Dr. Petitti: The Task Force strongly encourages clinicians to focus on screening all adults for tobacco use and helping individuals who smoke to choose and find a therapy that will allow them to quit.
Debra: Dr. Petitti, thanks for the advice.
Dr. Petitti: You’re welcome.
Debra: Up next, AHRQ Director Dr. Carolyn Clancy talks about how a new outreach campaign especially for Hispanics.
Rand: A new Spanish-language public service advertising campaign from AHRQ and the Ad Council entitled Superheroes encourages Hispanics to be heroes for their families by getting the preventive health care they need. In this segment on Navigating the Healthcare System, AHRQ Director Dr. Carolyn Clancy is with us to talk about this campaign. Welcome, Dr. Clancy.

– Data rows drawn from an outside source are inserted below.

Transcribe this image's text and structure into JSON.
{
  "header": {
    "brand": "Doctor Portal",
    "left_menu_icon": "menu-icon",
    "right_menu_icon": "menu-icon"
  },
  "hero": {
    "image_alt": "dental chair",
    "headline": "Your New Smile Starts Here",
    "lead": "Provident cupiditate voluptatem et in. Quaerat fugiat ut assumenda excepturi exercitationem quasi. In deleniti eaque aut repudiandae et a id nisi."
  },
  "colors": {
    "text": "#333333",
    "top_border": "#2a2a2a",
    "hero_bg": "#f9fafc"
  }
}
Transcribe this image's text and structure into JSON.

Dr. Clancy: Thank you.
Rand: Why does your new health campaign focus on reaching out to Hispanics?
Dr. Clancy: We see substantial room for improvement with Hispanics and health care, especially in the area of preventive care. Every year, AHRQ submits to the Congress an annual report on healthcare disparities, and our reports tell us that one-third of U.S. Hispanics are uninsured. But in addition, studies find that Hispanics often lag behind the general population in access to preventive care, even when they are insured. For example, Hispanics are 38 percent less likely than non-Hispanics to have visited the doctor within the past year. In addition, more than a quarter of Hispanic adults have never had their cholesterol checked, two-thirds of Hispanics over 50 have never had a colonoscopy, and nearly 54 percent of Hispanic women over 40 have not had a mammogram in the past year.

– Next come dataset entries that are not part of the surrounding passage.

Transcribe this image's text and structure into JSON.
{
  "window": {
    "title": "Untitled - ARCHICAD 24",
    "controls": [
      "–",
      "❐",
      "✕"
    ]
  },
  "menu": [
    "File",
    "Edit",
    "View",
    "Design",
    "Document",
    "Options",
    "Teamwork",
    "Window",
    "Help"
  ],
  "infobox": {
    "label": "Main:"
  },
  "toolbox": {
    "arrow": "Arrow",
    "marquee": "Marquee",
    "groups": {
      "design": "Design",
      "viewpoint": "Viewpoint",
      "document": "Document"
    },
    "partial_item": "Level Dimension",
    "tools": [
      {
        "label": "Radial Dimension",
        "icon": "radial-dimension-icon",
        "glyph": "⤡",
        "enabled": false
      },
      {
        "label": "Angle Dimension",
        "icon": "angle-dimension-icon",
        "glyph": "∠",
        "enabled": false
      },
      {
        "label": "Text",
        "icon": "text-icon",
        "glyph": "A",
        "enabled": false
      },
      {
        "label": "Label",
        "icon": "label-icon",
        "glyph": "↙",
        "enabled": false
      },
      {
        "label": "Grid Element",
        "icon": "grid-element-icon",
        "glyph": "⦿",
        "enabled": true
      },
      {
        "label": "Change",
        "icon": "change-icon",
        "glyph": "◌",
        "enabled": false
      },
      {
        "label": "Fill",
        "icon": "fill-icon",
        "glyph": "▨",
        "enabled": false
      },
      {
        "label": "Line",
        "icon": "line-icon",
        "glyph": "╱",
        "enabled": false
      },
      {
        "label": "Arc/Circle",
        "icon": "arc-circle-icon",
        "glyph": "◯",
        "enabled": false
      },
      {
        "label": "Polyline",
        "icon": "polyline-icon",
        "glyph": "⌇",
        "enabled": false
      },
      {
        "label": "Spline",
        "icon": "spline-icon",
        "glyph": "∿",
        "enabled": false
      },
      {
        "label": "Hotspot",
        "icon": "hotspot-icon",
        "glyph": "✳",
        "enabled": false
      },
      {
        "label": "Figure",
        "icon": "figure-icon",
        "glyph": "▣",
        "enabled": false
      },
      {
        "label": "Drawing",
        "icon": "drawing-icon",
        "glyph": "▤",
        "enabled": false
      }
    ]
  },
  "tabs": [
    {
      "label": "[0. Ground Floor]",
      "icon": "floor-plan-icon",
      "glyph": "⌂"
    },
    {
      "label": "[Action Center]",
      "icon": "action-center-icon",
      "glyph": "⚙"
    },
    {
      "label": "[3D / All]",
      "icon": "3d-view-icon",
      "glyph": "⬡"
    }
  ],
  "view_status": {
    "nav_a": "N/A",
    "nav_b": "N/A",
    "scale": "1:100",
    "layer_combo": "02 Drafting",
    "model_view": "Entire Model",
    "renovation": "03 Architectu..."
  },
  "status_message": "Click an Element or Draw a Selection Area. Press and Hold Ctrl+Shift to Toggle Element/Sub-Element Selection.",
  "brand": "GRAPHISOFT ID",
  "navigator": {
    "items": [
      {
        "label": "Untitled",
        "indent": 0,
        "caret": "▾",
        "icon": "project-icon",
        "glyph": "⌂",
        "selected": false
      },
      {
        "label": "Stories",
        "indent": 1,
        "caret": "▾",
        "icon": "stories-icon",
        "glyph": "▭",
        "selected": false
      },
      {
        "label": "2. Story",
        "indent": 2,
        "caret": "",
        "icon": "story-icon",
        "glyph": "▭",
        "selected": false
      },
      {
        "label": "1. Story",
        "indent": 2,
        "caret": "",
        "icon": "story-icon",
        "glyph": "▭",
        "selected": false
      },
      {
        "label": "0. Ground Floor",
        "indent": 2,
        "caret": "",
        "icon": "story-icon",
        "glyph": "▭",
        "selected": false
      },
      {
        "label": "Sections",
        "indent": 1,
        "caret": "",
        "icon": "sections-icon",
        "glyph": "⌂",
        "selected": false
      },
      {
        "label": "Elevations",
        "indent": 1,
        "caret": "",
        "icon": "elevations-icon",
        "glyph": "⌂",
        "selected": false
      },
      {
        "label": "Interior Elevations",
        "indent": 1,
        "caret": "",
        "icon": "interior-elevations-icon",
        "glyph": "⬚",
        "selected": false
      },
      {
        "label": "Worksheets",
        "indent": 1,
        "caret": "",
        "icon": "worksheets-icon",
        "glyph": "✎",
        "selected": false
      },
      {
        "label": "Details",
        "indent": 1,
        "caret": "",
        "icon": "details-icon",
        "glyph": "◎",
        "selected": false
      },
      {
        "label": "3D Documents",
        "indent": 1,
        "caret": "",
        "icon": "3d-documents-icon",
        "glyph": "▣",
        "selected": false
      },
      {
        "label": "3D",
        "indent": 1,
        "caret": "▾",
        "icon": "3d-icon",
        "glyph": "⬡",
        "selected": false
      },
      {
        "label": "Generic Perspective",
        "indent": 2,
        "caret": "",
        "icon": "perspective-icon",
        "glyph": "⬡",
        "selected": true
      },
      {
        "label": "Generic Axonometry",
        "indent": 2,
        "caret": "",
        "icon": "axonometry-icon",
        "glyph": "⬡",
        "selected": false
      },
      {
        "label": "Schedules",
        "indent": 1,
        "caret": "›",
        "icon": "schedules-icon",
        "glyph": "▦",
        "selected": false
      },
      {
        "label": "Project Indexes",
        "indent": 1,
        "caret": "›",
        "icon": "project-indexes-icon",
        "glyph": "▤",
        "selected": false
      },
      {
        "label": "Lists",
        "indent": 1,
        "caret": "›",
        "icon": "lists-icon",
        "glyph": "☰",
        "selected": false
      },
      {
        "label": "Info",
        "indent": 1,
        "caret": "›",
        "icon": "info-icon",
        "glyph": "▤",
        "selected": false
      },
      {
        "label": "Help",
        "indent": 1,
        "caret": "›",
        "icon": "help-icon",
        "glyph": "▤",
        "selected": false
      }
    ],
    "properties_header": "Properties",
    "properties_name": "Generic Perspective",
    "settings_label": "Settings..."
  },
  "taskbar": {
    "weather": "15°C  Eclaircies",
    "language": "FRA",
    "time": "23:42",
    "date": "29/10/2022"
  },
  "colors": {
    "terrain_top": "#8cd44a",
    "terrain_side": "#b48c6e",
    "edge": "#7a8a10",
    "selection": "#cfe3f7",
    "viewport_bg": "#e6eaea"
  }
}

Rand: How will this campaign encourage Hispanics to take better care of themselves?
Dr. Clancy: This campaign features Spanish-language public service advertisements airing on radio and TV, and the advertisements show everyday mothers and fathers whose kids see them as superheroes. The messages in the ads encourage Hispanic adults to be more involved in their health care, especially preventive care.

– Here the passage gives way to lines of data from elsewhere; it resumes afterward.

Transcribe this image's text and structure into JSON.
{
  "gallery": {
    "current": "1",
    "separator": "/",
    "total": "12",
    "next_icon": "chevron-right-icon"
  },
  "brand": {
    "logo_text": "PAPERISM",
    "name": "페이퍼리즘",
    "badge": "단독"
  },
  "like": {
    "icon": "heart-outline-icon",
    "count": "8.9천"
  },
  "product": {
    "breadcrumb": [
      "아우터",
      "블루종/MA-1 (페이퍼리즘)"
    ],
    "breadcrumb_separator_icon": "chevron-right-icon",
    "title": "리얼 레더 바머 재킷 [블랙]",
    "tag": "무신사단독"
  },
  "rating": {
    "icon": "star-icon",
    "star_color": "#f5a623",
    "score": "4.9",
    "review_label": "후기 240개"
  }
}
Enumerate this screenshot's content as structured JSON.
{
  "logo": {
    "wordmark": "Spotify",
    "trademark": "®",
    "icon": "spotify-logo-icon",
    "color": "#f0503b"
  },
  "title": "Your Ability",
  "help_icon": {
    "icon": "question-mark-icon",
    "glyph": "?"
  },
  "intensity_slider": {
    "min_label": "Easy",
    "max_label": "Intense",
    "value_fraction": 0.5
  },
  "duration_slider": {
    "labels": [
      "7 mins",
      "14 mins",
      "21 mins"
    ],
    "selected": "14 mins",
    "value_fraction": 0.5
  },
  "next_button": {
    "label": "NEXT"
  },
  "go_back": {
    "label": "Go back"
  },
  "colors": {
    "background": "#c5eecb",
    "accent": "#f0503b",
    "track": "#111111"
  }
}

Rand: Dr Clancy, how does this campaign encourage people to get healthy and stay healthy?
Dr. Clancy: In addition to the ad, we also have a Web site, which is ahrq.gov/superheroes that provides tips on staying healthy, talking with your doctor and getting the preventive care you need. We also include recommendations on what preventive tests you need, as recommended by the U.S. Preventive Services Task Force. In addition, there’s even a quiz and a glossary of medical terms, as well as links to other resources that provide useful health information.
Narrator: And finally, how do you see this message making a difference in Hispanic communities?
Dr. Clancy: I believe it will have a significant effect on Hispanic health by encouraging people to visit their doctors more regularly to get preventive care. But it’s much more than just an ad campaign. We’re asking leading Hispanic advocacy groups, employers, insurers and others to promote this message to the community. In fact, we’ve invited Hispanic leaders across the country to join us in relaying this critical message to Hispanics of all ages. Taking care of your own health, including visiting the doctor even when you’re feeling healthy to get preventive care, is one way to show how much you care about your family. And that’s being a superhero to the ones you love.
Rand: Thanks for joining us, Dr. Clancy.
Dr. Clancy: My pleasure.
Rand: To view the new Superheroes ads or access AHRQ’s free men’s and women’s health checklists, go online to ahrq.gov/superheroes.
Rand: That’s it for this week. For more information on these and other health-related stories and topics go to www.ahrq.gov
Debra: Healthcare 411 is produced by AHRQ, the Agency for Healthcare Research and Quality, part of the U.S. Department of Health and Human Services. For Rand Gardner, I’m Debra James. Please join us for the next edition of Healthcare 411.